==== Data for processing
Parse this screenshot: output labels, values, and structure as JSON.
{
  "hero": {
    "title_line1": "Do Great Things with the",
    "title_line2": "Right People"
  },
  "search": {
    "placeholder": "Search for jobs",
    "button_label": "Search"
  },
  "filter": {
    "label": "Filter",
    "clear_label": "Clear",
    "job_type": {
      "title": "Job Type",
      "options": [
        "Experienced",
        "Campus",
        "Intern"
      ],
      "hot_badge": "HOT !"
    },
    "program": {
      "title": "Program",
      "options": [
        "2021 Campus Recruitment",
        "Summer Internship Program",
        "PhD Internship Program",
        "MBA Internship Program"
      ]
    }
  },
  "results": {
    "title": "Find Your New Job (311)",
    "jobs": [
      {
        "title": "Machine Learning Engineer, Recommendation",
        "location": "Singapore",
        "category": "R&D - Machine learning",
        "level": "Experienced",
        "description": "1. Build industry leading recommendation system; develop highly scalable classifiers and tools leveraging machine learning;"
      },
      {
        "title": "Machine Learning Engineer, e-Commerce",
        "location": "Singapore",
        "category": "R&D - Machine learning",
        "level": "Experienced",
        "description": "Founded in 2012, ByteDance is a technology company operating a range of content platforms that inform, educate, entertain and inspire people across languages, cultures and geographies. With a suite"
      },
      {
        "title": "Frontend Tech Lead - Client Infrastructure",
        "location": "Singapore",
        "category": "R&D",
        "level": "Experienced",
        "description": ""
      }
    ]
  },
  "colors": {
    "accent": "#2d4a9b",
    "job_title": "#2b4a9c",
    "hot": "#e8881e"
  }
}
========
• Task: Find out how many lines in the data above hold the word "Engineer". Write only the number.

• Solution: 2